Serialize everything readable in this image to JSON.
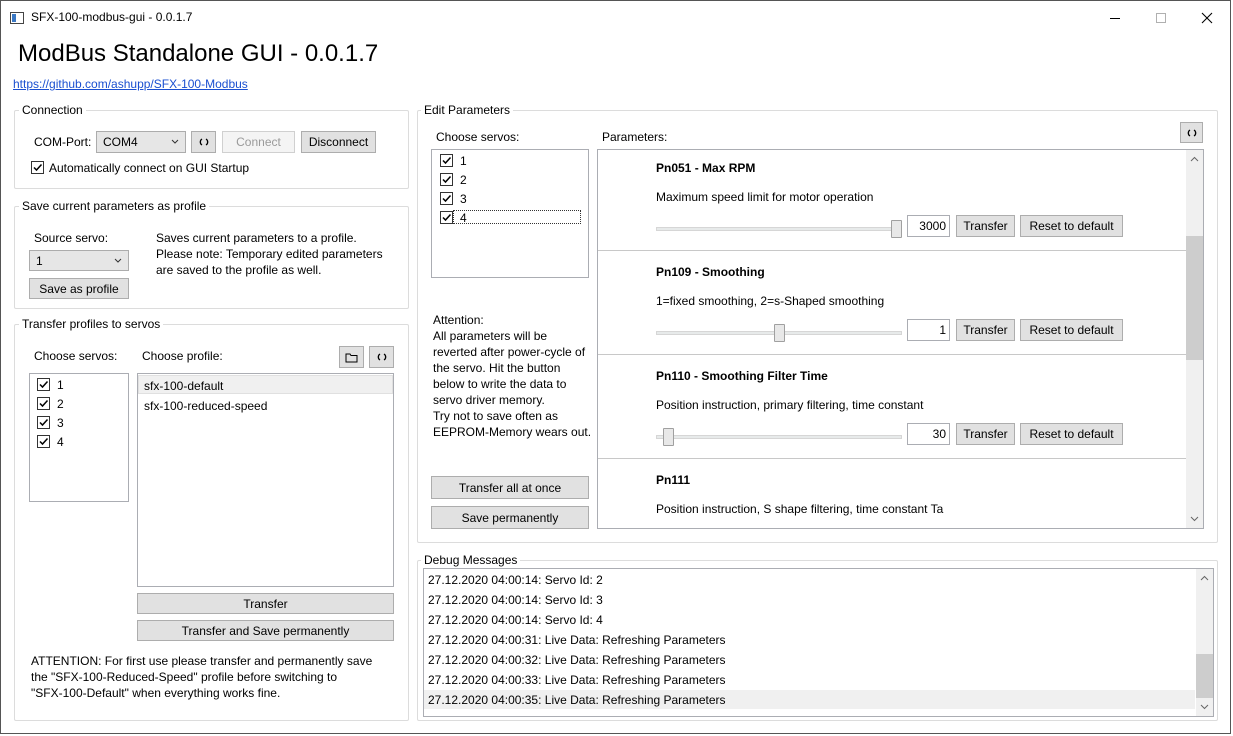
{
  "window": {
    "title": "SFX-100-modbus-gui - 0.0.1.7"
  },
  "header": {
    "title": "ModBus Standalone GUI - 0.0.1.7",
    "link": "https://github.com/ashupp/SFX-100-Modbus"
  },
  "connection": {
    "legend": "Connection",
    "com_label": "COM-Port:",
    "com_value": "COM4",
    "connect_label": "Connect",
    "disconnect_label": "Disconnect",
    "auto_connect_label": "Automatically connect on GUI Startup",
    "auto_connect_checked": true
  },
  "save_profile": {
    "legend": "Save current parameters as profile",
    "source_label": "Source servo:",
    "source_value": "1",
    "save_button": "Save as profile",
    "note_line1": "Saves current parameters to a profile.",
    "note_line2": "Please note: Temporary edited parameters",
    "note_line3": "are saved to the profile as well."
  },
  "transfer_profiles": {
    "legend": "Transfer profiles to servos",
    "choose_servos_label": "Choose servos:",
    "choose_profile_label": "Choose profile:",
    "servos": [
      "1",
      "2",
      "3",
      "4"
    ],
    "profiles": [
      "sfx-100-default",
      "sfx-100-reduced-speed"
    ],
    "transfer_button": "Transfer",
    "transfer_save_button": "Transfer and Save permanently",
    "attention_line1": "ATTENTION: For first use please transfer and permanently save",
    "attention_line2": "the \"SFX-100-Reduced-Speed\" profile before switching to",
    "attention_line3": "\"SFX-100-Default\" when everything works fine."
  },
  "edit_parameters": {
    "legend": "Edit Parameters",
    "choose_servos_label": "Choose servos:",
    "servos": [
      "1",
      "2",
      "3",
      "4"
    ],
    "parameters_label": "Parameters:",
    "attention": [
      "Attention:",
      "All parameters will be",
      "reverted after power-cycle of",
      "the servo. Hit the button",
      "below to write the data to",
      "servo driver memory.",
      "Try not to save often as",
      "EEPROM-Memory wears out."
    ],
    "transfer_all_button": "Transfer all at once",
    "save_perm_button": "Save permanently",
    "params": [
      {
        "name": "Pn051 - Max RPM",
        "desc": "Maximum speed limit for motor operation",
        "value": "3000",
        "level": 1.0
      },
      {
        "name": "Pn109 - Smoothing",
        "desc": "1=fixed smoothing, 2=s-Shaped smoothing",
        "value": "1",
        "level": 0.5
      },
      {
        "name": "Pn110 - Smoothing Filter Time",
        "desc": "Position instruction, primary filtering, time constant",
        "value": "30",
        "level": 0.03
      },
      {
        "name": "Pn111",
        "desc": "Position instruction, S shape filtering, time constant Ta",
        "value": "",
        "level": 0
      }
    ],
    "transfer_label": "Transfer",
    "reset_label": "Reset to default"
  },
  "debug": {
    "legend": "Debug Messages",
    "lines": [
      "27.12.2020 04:00:14: Servo Id: 2",
      "27.12.2020 04:00:14: Servo Id: 3",
      "27.12.2020 04:00:14: Servo Id: 4",
      "27.12.2020 04:00:31: Live Data: Refreshing Parameters",
      "27.12.2020 04:00:32: Live Data: Refreshing Parameters",
      "27.12.2020 04:00:33: Live Data: Refreshing Parameters",
      "27.12.2020 04:00:35: Live Data: Refreshing Parameters"
    ]
  },
  "colors": {
    "link": "#1a4fd0",
    "button_bg": "#e1e1e1",
    "group_border": "#dcdcdc"
  }
}
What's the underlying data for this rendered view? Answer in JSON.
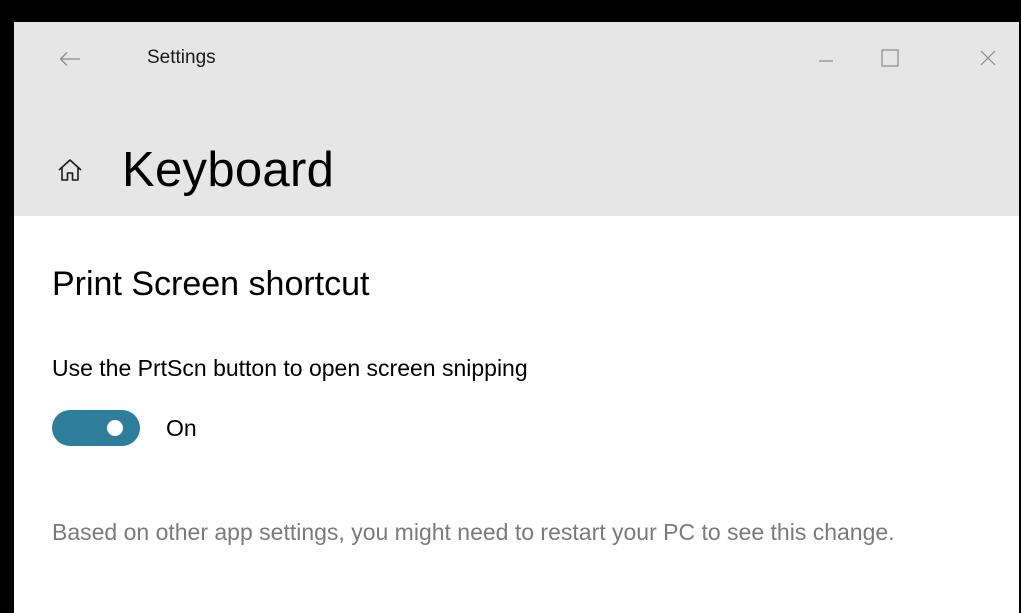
{
  "titlebar": {
    "back_icon": "back-arrow-icon",
    "title": "Settings",
    "minimize_icon": "minimize-icon",
    "maximize_icon": "maximize-icon",
    "close_icon": "close-icon"
  },
  "header": {
    "home_icon": "home-icon",
    "title": "Keyboard"
  },
  "section": {
    "title": "Print Screen shortcut",
    "setting_label": "Use the PrtScn button to open screen snipping",
    "toggle": {
      "state_label": "On",
      "is_on": true
    },
    "note": "Based on other app settings, you might need to restart your PC to see this change."
  },
  "colors": {
    "titlebar_bg": "#e6e6e6",
    "content_bg": "#ffffff",
    "toggle_on": "#2e7d9a",
    "note_text": "#7a7a7a"
  }
}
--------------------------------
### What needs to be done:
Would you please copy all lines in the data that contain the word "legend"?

### Finished exercise:
    "legend": "Connection",
    "legend": "Save current parameters as profile",
    "legend": "Transfer profiles to servos",
    "legend": "Edit Parameters",
    "legend": "Debug Messages",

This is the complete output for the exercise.